Some charred family photos of an infant, mother and father, a half-melted baby bottle, and a bib with an inscription that read, “Good morning mama.” These items figure among the remnants of the Dawabsheh family home in the West Bank village of Duma, south of Nablus, burned to the ground overnight in a suspected Israeli settler attack.
The family, which shared the one bedroom in the house, was asleep when firebombs were thrown through a window after midnight, setting fire to the small space, which claimed the life of 18-month-old Ali. His 4-year-old brother Ahmad, and his parents, Sa'ad, 30, and Reham, 27, were critically wounded.
Medical sources said Ahmad suffered burns over 60 percent of his body, Reham, 90 percent, and both were taken to the Chaim Sheba Medical Center at Tel HaShomer hospital in Israel. Like Reham, Sa'ad was also in critical condition and was being treated at Soroka Medical Center inside Israel, according to Dr. Jawad Awaad, the Palestinian Authority (PA) minister of health.
All that's left of the Dawabsheh home are its stone walls, daubed with Hebrew graffiti reading, “revenge” and “long live the Messiah.” An adjacent house, which was partially burned as well, belonged to a relative who was not home at the time.
Friday's attack was the latest in a series against Palestinians thought to have been carried out by Israeli settlers in the West Bank. Incidents include throwing stones, beating villagers, vandalizing holy places, stealing farming machinery and crops, and setting trees ablaze. Such actions have been dubbed “price tag” attacks, carried out in apparent retribution for the removal of West Bank outposts deemed illegal by Israeli authorities. But such attacks are often perpetrated irrespective of Israeli authority actions vis-a-vis settlements.
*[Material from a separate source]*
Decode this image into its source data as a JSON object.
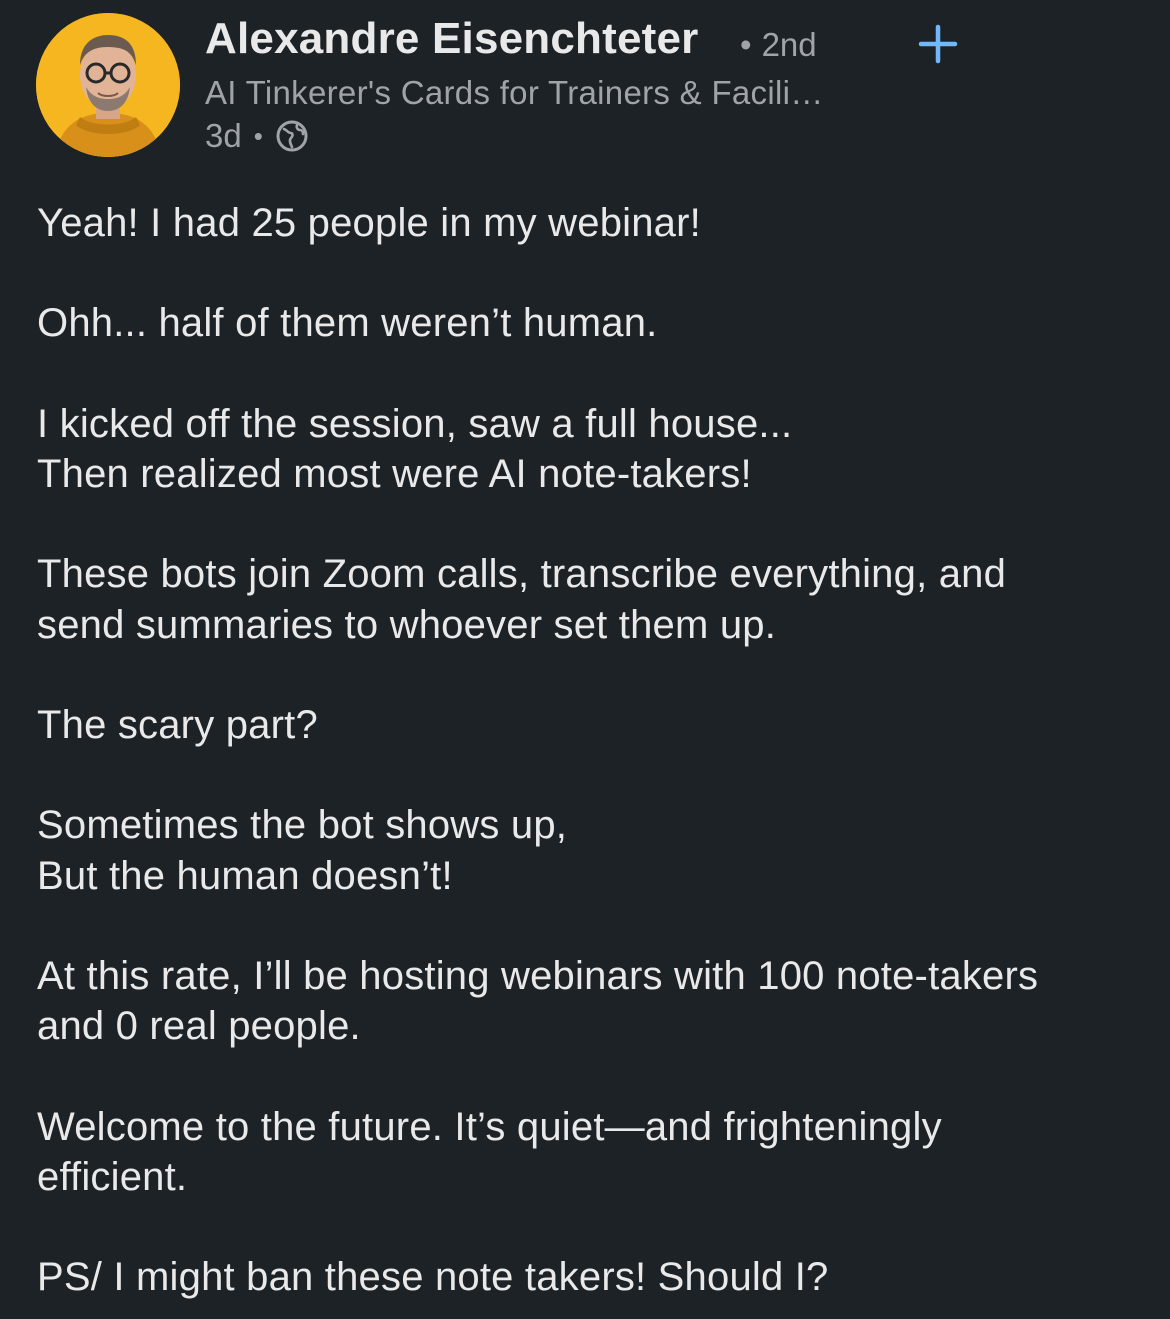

The Duma attack came just two days after Israeli authorities demolished two homes in Beit El, a settlement just outside of Ramallah, after the country's supreme court determined they were “unauthorized” and built illegally on privately owned Palestinian land.
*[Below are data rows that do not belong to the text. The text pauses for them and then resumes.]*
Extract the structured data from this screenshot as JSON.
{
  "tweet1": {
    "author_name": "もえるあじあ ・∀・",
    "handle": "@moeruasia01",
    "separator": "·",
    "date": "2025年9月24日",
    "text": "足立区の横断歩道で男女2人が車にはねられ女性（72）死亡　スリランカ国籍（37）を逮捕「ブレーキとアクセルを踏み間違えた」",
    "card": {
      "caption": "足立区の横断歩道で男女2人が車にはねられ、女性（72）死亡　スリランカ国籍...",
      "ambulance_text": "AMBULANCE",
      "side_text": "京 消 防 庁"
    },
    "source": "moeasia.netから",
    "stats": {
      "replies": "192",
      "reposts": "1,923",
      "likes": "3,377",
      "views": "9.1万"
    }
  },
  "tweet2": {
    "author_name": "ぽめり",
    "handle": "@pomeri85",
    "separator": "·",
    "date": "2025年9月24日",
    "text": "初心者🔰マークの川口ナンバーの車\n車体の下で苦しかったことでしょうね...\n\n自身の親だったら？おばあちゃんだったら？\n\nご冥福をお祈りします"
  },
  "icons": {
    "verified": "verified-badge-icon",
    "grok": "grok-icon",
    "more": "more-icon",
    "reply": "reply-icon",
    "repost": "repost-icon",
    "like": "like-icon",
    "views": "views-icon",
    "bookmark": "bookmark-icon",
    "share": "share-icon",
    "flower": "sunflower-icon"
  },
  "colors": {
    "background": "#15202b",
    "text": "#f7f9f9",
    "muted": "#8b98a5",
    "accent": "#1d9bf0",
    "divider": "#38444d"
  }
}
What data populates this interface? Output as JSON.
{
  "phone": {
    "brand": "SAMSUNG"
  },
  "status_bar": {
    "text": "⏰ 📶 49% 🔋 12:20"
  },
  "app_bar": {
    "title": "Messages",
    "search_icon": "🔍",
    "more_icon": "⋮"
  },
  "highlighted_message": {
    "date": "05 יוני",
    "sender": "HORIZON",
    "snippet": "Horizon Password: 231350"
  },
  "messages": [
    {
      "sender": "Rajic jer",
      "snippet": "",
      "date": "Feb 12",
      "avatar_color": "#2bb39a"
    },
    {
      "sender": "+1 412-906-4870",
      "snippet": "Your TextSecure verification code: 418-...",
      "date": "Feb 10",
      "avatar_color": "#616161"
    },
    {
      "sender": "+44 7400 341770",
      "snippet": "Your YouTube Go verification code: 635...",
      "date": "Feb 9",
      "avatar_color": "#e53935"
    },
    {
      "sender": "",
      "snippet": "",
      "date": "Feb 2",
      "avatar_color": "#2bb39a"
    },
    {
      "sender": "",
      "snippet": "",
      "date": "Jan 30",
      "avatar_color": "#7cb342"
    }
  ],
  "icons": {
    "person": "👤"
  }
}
Since 2004, Israeli settlers carried out more than 11,000 attacks against Palestinians and their property, according to the Palestine Liberation Organization's Negotiations Affairs Department. Since the beginning of this year alone, the United Nations documented at least 120 attacks throughout the West Bank.
At least three settlements surround Duma, which in recent years has become a focal point for settlers to carry out attacks, often with impunity. Yesh Din, an Israeli human rights group, said charges against perpetrators are not made in approximately 93 percent of cases brought before Israeli police.
By mid-day, anger over the latest attack had swept through the West Bank, already reeling from the death of three other Palestinians in the occupied territory in just a week. After Friday prayers, demonstrations erupted in Nablus, Bil'in, near Ramallah, and by Qalandiya refugee camp. In Jerusalem, Palestinian youth hurled stones at soldiers outside the Old City, and in Hebron, medics said a Palestinian man was injured by a live round during clashes with Israeli forces. In the Gaza town of Beit Lahia, a Palestinian teen was killed by Israeli forces, and near Birzeit in the West Bank, another teen called Laith Khaldi shot by soldiers earlier in the day succumbed to wounds, bringing the Palestinian death toll since 2015 to at least 20, according to a United Nations tally.
Back in Duma, residents said they had grown accustomed to settler attacks, but Ali's death was the most tragic incident they had ever witnessed. After Friday prayers, hundreds attended the baby's funeral, and as his tiny body, wrapped in a Palestinian flag and keffiyeh (a checkered headscarf), was being taken to the village cemetery, some chanted for retribution while others thought of different means to help bring justice to their village.
“We have decided to keep the Dawabsheh home as it is, burned and everything, so it becomes a symbol of Israeli settler and occupation crimes,” said Samir Dawabsheh, the head of the village council and a distant relative of the victims. “We will build a new home for Ahmad, Reham and Sa'ad. We just hope they make it back alive and well.”